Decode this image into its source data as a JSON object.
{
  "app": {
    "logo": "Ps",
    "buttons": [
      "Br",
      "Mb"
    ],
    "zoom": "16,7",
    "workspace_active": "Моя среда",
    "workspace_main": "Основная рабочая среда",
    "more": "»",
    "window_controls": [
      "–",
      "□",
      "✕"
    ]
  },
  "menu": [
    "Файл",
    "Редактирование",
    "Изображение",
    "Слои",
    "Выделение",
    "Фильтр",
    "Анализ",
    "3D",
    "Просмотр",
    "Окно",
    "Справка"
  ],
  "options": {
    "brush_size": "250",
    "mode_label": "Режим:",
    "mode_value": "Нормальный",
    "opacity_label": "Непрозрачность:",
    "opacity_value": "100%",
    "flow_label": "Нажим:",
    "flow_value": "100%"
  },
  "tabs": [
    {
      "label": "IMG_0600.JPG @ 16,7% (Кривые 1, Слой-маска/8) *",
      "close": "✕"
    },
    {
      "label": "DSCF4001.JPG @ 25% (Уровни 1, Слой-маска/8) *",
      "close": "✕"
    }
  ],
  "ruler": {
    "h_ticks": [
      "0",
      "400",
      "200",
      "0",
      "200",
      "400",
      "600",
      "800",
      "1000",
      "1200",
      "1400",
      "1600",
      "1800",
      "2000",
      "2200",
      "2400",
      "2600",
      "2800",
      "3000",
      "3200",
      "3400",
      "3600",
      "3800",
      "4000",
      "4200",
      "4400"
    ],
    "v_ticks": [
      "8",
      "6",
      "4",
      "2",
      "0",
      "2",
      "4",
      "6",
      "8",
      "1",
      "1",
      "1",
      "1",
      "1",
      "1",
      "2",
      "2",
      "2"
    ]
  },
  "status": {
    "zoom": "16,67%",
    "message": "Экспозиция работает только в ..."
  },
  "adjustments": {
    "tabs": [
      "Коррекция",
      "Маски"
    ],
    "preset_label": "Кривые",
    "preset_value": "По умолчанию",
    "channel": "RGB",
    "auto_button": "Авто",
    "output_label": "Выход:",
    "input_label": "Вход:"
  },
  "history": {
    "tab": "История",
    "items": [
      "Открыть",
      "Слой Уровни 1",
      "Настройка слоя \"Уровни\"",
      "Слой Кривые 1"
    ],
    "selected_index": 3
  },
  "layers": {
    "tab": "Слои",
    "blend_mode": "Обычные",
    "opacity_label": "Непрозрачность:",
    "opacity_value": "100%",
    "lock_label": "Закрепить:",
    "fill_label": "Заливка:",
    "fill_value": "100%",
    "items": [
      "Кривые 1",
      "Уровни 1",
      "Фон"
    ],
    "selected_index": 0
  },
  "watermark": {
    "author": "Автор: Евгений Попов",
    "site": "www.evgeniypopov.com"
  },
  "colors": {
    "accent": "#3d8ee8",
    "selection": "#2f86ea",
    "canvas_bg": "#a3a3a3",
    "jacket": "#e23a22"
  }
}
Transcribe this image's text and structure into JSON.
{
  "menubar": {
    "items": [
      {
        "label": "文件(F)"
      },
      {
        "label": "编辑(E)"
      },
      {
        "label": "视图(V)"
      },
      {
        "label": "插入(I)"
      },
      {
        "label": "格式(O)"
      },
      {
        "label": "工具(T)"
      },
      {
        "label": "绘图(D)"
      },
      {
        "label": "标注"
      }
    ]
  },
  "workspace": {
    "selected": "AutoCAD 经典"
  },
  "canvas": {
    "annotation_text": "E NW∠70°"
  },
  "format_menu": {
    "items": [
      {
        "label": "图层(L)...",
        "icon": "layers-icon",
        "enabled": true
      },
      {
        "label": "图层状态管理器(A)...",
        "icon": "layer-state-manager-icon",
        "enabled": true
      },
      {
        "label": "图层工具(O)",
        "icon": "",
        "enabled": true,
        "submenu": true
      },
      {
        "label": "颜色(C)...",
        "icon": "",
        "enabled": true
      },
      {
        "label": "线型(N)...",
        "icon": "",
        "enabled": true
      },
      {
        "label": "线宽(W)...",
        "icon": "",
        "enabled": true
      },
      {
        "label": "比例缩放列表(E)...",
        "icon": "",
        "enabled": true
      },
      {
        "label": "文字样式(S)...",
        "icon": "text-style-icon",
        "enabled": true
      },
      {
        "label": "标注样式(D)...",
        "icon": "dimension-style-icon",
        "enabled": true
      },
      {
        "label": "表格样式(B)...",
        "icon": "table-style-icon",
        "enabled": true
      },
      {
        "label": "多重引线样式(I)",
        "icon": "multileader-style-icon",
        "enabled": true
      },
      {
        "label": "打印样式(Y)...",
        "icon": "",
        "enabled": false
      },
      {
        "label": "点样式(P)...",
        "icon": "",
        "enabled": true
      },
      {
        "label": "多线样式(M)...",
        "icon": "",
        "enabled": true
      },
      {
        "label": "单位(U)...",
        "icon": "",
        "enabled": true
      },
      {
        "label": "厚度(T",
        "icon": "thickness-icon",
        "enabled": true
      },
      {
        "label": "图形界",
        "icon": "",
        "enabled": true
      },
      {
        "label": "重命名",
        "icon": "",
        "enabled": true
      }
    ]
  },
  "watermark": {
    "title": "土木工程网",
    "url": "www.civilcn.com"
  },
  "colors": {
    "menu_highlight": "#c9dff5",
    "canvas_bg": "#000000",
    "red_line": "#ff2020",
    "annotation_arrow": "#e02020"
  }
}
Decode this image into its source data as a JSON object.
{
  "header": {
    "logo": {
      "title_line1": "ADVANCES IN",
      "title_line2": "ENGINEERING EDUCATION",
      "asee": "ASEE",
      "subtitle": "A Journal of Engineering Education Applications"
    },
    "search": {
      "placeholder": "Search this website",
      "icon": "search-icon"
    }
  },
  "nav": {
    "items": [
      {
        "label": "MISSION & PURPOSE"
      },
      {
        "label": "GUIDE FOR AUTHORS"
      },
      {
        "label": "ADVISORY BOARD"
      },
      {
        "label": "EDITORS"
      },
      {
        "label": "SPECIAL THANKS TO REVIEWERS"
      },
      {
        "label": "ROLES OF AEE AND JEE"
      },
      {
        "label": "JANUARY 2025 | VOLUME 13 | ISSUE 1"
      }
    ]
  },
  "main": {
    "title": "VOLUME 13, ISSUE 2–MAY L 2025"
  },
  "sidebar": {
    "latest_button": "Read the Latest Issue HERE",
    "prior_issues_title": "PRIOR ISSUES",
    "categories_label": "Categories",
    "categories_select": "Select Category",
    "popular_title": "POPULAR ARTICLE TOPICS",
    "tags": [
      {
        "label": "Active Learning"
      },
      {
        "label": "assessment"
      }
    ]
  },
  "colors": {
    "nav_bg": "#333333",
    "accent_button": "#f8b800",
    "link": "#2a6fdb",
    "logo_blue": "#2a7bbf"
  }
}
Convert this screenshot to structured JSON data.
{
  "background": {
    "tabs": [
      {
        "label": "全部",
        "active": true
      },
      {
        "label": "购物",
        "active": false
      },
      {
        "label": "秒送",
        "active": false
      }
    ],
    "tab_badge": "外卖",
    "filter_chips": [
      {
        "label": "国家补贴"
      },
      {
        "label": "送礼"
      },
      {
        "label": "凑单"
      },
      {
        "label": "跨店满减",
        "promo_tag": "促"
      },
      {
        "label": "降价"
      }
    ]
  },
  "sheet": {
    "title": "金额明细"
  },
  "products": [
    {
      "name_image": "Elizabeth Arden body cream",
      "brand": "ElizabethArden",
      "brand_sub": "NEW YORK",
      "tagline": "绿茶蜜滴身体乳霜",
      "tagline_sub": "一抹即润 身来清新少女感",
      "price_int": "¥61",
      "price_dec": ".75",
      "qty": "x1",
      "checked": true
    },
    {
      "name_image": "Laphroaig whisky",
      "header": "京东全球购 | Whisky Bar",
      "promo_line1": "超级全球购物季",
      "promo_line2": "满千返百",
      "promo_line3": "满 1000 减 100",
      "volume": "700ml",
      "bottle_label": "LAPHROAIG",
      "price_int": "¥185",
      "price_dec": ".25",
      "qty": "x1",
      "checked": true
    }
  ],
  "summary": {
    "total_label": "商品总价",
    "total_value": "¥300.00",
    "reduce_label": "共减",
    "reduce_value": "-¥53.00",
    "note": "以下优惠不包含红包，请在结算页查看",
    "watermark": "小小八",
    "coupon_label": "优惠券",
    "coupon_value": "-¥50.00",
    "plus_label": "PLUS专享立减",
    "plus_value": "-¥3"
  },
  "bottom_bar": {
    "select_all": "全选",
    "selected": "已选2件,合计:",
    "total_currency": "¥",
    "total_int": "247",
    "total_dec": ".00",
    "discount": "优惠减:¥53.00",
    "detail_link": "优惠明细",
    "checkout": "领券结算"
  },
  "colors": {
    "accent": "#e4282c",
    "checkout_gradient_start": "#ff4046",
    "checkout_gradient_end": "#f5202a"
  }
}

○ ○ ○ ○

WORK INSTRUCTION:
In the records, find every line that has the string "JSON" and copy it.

RESPONSE BELOW:
Decode this image into its source data as a JSON object.
Transcribe this image's text and structure into JSON.
Decode this image into its source data as a JSON object.
Convert this screenshot to structured JSON data.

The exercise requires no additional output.